Your assignment >> Scan the entries for lines containing the string "title". Reply with how many there are, and nothing else.

- Opening Delimiter -

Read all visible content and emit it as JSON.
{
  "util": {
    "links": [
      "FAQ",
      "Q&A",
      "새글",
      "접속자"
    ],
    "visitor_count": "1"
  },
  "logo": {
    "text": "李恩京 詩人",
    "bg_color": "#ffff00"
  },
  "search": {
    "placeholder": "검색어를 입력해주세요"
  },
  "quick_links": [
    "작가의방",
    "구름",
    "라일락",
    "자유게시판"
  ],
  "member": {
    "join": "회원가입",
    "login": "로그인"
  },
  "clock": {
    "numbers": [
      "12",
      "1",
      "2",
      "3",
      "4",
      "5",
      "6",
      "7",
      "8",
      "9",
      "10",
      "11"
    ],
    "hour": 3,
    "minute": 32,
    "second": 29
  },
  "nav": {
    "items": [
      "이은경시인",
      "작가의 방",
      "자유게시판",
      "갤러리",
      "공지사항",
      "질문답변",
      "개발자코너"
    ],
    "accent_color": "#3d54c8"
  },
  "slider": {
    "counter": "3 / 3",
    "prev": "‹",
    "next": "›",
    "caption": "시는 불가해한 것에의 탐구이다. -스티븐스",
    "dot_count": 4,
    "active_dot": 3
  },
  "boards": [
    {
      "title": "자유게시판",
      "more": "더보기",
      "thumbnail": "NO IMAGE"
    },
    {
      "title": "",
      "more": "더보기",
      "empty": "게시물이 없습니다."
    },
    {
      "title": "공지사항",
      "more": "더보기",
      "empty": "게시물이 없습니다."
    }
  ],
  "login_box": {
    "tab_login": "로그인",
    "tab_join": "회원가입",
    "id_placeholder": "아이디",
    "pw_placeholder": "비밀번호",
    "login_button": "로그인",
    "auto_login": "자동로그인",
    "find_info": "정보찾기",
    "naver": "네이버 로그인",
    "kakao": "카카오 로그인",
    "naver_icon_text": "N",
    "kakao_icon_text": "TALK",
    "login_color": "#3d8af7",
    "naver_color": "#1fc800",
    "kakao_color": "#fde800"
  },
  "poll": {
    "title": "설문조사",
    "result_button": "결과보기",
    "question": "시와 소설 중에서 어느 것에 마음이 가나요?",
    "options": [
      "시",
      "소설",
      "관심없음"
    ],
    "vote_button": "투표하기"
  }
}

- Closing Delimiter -

Your solution >> 4